Many Market Basket workers are frustrated at repeated reports — first hyped then dashed — that the supermarket’s month-long, family food fight soon could be over.
“It’s actually pretty painful,” said Walter O’Brien, assistant store director in Epping.
“Emotional-wise and stressful-wise, it take its toll,” he said Tuesday. “It’s not easy doing nothing.”
This week alone, governors from New Hampshire and Massachusetts met with the Market Basket principals Sunday night, releasing hopeful statements that a deal was close and would coax workers and customers back to the chain’s 71 New England stores.
Then the Demoulas board met Monday with no word of a deal, followed by more reports Tuesday that a deal could be finalized by week’s end.
“I just want to know when it’s over,” said Jeremy Wonser, an assistant store director at the Market Basket in Tilton.

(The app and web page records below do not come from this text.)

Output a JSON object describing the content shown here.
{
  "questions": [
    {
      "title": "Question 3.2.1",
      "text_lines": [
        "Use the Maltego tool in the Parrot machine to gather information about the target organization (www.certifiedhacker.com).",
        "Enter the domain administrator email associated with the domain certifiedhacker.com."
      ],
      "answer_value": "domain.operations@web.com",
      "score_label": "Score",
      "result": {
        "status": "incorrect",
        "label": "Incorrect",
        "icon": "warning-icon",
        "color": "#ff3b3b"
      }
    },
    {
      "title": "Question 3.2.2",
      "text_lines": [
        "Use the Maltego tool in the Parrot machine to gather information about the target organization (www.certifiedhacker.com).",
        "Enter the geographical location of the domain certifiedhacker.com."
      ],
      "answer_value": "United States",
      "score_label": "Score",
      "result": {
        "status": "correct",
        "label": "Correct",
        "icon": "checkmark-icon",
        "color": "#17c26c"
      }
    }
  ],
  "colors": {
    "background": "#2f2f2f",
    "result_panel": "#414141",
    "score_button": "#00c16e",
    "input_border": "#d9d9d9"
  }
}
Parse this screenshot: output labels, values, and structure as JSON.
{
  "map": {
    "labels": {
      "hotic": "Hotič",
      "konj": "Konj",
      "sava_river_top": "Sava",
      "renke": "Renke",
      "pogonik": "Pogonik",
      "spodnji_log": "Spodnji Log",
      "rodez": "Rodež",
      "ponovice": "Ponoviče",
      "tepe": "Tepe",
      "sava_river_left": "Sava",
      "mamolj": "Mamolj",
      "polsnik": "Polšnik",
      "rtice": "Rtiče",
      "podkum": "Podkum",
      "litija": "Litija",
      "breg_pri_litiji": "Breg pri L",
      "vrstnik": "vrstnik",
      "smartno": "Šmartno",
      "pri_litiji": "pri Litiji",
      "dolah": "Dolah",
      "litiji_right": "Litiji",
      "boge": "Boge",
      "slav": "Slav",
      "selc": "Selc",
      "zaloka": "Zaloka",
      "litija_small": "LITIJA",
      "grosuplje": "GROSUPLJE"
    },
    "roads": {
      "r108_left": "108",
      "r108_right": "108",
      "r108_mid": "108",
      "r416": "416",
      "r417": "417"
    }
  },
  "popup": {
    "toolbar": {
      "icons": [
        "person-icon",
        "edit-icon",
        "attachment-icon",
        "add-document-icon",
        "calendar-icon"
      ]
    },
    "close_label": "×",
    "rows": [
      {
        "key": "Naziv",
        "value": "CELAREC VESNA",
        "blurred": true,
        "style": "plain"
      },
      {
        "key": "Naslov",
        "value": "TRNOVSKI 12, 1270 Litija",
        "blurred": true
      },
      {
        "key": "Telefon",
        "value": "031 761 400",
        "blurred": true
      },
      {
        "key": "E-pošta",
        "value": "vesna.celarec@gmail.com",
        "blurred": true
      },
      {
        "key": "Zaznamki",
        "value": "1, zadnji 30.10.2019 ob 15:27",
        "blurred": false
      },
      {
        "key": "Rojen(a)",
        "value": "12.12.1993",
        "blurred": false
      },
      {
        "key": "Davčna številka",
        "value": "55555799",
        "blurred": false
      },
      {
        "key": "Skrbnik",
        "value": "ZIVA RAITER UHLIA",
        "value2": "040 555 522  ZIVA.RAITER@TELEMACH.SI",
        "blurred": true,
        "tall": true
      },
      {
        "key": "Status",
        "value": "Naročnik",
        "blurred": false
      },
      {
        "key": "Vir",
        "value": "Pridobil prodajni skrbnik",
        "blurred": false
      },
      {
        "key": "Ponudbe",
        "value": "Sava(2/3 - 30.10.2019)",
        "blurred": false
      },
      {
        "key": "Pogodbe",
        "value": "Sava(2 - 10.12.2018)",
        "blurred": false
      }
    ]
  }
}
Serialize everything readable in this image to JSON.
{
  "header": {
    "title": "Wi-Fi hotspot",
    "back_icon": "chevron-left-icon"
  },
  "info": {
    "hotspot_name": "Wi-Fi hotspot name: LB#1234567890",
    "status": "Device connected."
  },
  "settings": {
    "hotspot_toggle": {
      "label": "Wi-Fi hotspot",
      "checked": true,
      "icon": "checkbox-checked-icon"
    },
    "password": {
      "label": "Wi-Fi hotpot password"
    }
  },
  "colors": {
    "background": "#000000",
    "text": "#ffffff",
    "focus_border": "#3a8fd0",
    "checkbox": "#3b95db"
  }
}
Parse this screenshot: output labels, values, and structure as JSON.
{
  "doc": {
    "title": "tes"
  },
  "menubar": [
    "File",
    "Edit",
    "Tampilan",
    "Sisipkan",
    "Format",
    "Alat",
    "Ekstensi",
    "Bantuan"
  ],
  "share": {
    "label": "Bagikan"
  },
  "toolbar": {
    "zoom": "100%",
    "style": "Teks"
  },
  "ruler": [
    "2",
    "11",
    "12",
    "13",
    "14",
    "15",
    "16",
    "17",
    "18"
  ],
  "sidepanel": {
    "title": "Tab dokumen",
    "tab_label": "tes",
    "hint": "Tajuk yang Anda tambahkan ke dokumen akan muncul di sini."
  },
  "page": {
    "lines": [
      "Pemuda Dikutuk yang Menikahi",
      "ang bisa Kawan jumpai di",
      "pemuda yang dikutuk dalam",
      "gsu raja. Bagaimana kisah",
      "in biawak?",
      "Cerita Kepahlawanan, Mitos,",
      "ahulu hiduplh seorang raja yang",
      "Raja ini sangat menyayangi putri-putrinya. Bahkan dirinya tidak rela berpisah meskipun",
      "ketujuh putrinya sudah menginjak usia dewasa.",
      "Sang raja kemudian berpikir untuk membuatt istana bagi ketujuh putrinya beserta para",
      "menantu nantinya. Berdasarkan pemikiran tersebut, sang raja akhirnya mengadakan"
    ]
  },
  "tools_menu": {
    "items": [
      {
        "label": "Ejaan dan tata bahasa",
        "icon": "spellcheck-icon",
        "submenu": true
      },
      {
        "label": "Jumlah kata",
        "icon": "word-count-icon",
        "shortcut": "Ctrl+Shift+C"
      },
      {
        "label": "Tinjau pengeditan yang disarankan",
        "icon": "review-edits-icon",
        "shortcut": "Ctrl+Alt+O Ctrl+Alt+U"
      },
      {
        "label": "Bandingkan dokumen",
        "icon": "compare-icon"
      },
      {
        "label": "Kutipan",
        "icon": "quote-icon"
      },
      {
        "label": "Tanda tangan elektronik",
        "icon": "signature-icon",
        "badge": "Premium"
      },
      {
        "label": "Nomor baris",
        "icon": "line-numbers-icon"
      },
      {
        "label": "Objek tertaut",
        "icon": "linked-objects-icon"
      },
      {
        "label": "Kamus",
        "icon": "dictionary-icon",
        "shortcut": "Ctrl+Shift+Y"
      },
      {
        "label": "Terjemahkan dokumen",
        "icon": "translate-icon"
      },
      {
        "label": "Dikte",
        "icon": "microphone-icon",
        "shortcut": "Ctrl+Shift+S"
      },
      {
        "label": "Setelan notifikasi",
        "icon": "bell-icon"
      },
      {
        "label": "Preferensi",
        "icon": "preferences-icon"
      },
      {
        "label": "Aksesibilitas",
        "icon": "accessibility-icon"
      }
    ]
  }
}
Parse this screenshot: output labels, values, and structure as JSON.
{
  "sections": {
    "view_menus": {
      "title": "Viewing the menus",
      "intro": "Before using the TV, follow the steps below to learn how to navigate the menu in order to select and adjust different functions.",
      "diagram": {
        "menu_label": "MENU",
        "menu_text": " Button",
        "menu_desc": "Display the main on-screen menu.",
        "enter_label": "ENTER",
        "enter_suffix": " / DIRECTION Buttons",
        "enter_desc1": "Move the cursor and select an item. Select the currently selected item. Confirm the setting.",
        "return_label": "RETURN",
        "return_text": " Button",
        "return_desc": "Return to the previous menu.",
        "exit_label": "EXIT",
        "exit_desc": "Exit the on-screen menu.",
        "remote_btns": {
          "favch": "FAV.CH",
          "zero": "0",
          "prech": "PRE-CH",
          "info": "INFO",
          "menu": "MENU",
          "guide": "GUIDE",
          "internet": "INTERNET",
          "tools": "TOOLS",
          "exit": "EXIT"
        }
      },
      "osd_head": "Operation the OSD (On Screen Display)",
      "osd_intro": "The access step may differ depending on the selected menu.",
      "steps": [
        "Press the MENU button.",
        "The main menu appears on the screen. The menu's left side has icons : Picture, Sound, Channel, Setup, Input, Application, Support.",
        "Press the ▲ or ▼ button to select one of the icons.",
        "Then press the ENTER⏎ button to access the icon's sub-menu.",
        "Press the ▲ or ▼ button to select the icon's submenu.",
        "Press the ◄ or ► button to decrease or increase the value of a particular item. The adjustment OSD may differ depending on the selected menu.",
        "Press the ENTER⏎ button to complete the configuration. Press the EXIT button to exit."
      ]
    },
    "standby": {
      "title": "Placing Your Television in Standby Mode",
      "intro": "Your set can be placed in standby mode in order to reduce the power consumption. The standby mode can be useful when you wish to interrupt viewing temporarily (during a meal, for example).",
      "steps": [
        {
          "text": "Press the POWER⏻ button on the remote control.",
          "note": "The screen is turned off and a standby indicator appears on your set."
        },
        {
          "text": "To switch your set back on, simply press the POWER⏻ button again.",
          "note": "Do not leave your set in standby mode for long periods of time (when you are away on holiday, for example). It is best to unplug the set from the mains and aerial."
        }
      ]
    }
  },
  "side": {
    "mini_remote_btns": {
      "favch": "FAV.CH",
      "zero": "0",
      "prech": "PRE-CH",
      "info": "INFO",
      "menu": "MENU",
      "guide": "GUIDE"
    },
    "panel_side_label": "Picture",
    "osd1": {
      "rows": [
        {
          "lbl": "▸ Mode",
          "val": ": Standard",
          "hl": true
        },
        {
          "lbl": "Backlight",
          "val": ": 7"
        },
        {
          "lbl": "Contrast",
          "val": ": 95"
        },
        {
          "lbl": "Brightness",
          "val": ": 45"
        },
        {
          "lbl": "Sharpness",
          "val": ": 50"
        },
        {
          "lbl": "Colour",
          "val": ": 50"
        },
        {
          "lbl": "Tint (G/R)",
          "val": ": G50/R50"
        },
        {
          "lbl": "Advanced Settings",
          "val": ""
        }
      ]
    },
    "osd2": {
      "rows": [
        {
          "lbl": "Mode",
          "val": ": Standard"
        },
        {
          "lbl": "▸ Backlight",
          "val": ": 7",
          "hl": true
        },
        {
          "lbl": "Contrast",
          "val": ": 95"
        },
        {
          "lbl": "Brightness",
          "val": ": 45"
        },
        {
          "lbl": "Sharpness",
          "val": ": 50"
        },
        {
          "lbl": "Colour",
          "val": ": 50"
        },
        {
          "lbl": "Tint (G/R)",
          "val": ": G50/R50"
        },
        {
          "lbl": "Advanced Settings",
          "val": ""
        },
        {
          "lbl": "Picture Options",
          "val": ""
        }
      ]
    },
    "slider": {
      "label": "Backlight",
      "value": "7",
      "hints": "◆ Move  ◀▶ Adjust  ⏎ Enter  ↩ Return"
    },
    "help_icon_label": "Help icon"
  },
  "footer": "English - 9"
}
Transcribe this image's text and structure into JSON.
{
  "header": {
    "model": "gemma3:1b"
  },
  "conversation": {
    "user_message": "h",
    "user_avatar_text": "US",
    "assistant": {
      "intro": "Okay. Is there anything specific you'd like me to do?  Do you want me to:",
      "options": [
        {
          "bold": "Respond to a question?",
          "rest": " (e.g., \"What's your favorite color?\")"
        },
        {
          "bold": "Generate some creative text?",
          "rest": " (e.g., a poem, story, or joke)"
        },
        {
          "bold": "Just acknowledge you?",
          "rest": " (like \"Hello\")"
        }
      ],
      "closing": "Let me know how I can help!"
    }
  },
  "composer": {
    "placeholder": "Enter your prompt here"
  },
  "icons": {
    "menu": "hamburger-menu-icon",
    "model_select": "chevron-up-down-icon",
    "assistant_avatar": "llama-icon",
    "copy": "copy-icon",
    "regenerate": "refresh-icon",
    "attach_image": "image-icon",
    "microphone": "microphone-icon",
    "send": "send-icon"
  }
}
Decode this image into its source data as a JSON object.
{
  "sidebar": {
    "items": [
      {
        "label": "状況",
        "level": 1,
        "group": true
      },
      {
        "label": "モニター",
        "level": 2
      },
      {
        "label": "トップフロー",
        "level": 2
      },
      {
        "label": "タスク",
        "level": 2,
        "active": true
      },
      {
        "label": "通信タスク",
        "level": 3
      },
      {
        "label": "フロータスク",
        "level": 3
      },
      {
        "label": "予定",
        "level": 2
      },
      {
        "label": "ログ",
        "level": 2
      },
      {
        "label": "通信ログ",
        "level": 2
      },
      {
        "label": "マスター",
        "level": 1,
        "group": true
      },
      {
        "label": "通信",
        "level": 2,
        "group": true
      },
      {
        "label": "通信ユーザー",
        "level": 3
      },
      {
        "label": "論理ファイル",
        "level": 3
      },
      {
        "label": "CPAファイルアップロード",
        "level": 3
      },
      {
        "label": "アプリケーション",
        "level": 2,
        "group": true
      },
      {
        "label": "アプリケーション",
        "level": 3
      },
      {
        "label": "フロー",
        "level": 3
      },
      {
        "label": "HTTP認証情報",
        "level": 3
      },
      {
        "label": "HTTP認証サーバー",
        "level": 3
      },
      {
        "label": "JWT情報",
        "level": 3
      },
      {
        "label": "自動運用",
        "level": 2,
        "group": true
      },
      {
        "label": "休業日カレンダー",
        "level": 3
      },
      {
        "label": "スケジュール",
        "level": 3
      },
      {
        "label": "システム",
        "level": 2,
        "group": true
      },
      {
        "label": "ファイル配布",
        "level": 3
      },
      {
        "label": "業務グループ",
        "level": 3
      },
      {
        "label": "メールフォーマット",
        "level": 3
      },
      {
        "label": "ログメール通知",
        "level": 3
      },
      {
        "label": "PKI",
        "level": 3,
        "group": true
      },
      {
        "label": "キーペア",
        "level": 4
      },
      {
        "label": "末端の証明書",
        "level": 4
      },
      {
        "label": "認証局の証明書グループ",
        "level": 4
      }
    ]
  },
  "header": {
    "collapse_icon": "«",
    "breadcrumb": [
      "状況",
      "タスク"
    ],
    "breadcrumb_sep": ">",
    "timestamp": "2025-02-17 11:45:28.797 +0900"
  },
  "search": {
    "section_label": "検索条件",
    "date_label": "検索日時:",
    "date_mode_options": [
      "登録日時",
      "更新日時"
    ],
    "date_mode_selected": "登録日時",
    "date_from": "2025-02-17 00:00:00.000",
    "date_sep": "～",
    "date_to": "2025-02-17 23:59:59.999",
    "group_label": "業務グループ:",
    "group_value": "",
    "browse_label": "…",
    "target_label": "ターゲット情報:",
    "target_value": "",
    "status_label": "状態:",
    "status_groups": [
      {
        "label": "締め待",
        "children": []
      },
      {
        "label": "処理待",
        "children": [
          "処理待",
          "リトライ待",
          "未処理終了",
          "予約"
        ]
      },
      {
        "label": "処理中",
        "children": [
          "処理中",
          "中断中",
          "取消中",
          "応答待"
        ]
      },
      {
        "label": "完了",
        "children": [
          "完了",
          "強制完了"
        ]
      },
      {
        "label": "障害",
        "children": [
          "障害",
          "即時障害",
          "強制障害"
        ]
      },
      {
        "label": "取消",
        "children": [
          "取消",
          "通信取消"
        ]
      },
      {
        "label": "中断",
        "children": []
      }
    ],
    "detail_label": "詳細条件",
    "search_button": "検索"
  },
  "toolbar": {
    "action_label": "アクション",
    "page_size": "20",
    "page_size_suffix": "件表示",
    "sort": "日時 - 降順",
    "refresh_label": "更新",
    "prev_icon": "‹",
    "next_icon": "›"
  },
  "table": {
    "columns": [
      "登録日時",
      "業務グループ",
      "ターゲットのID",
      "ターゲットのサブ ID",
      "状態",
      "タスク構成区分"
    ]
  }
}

“I try not to look at the Facebook pages,” he said. “I come in and look for something to do and wait for them to tell me there’s a truck at the back of the store (to unload).”
Wonser said “morale is pretty low” among workers there.
“When are we going to turn this back on?” he said.
William Hinkle, press secretary to Gov. Maggie Hassan, who met with the principals in the Market Basket fight Sunday, said Tuesday that there was no timetable for a deal.
“While we have no updates at this time, Governor Hassan remains hopeful that a constructive resolution will be reached to keep Market Basket’s dedicated workers employed and to reduce the impact on our consumers, communities and economy,” Hinkle said in an email.
A Market Basket spokesman said the company’s co-CEOs, Felicia Thornton and James Gooch, “would like to keep everyone employed, which requires that associates return to the business of running supermarkets since the shutdown harms associates, customers and vendors alike.”
For weeks, ousted CEO Arthur T. Demoulas has been in talks with his cousin, Arthur S. Demoulas, to buy a controlling stake in the chain, which operates about 30 stores in New Hampshire.
“People are done waiting. People just want the deal to be done. They want to know what’s going to happen,” Wonser said.
In Londonderry, Assistant Store Director Sean Morse said employees have experienced a roller coaster of emotions.
“There’s definitely highs and lows,” he said. “Our spirits are good.”Morse said the store won’t take long to return to normal.“Literally from when we get the product, we can have this store entirely ready to go in five or six hours,” Morse said.
He thinks the store “will be like a party atmosphere” once a deal is confirmed that brings back the workers’ beloved CEO.
But no one knows for sure when that will happen, if at all.
“I don’t think anybody expected it to take this long,” Morse said. “I don’t think our resolve has left us at all.”
But he can no longer give much credence anymore to reports of a resolution close at hand.
“Unless I hear it from one of our owners’ mouths,” he said, “it doesn’t mean anything.”